What you need to do » Would you write out the whole listing below exactly as given?
Segment Open
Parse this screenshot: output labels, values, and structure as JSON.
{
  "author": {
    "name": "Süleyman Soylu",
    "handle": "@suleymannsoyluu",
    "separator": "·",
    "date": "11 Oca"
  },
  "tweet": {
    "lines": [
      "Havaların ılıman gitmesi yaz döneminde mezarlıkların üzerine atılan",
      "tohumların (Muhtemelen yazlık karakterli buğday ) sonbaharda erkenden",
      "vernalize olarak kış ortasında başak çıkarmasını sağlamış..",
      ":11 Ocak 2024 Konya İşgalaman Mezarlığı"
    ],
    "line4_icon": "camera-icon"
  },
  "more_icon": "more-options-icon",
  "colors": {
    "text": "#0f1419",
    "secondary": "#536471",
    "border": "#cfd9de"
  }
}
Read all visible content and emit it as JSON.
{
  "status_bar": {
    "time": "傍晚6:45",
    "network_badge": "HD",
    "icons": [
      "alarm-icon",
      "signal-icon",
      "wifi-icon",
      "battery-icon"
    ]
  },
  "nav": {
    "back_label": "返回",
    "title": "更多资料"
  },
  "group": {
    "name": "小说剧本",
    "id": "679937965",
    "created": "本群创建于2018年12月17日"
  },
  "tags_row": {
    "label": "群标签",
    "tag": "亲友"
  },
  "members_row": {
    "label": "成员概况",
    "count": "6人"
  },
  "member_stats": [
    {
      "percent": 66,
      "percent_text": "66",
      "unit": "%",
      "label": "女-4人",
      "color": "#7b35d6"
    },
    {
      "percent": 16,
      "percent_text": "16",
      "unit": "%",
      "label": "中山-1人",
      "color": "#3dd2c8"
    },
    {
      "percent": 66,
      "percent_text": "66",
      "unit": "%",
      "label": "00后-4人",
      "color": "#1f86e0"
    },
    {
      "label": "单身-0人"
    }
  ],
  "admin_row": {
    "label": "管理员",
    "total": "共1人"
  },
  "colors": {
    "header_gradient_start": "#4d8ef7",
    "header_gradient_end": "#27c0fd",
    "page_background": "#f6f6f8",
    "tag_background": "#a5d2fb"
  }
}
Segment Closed
Written solution »
Parse this screenshot: output labels, values, and structure as JSON.
{
  "author": {
    "name": "Süleyman Soylu",
    "handle": "@suleymannsoyluu",
    "separator": "·",
    "date": "11 Oca"
  },
  "tweet": {
    "lines": [
      "Havaların ılıman gitmesi yaz döneminde mezarlıkların üzerine atılan",
      "tohumların (Muhtemelen yazlık karakterli buğday ) sonbaharda erkenden",
      "vernalize olarak kış ortasında başak çıkarmasını sağlamış..",
      ":11 Ocak 2024 Konya İşgalaman Mezarlığı"
    ],
    "line4_icon": "camera-icon"
  },
  "more_icon": "more-options-icon",
  "colors": {
    "text": "#0f1419",
    "secondary": "#536471",
    "border": "#cfd9de"
  }
}
Read all visible content and emit it as JSON.
{
  "status_bar": {
    "time": "傍晚6:45",
    "network_badge": "HD",
    "icons": [
      "alarm-icon",
      "signal-icon",
      "wifi-icon",
      "battery-icon"
    ]
  },
  "nav": {
    "back_label": "返回",
    "title": "更多资料"
  },
  "group": {
    "name": "小说剧本",
    "id": "679937965",
    "created": "本群创建于2018年12月17日"
  },
  "tags_row": {
    "label": "群标签",
    "tag": "亲友"
  },
  "members_row": {
    "label": "成员概况",
    "count": "6人"
  },
  "member_stats": [
    {
      "percent": 66,
      "percent_text": "66",
      "unit": "%",
      "label": "女-4人",
      "color": "#7b35d6"
    },
    {
      "percent": 16,
      "percent_text": "16",
      "unit": "%",
      "label": "中山-1人",
      "color": "#3dd2c8"
    },
    {
      "percent": 66,
      "percent_text": "66",
      "unit": "%",
      "label": "00后-4人",
      "color": "#1f86e0"
    },
    {
      "label": "单身-0人"
    }
  ],
  "admin_row": {
    "label": "管理员",
    "total": "共1人"
  },
  "colors": {
    "header_gradient_start": "#4d8ef7",
    "header_gradient_end": "#27c0fd",
    "page_background": "#f6f6f8",
    "tag_background": "#a5d2fb"
  }
}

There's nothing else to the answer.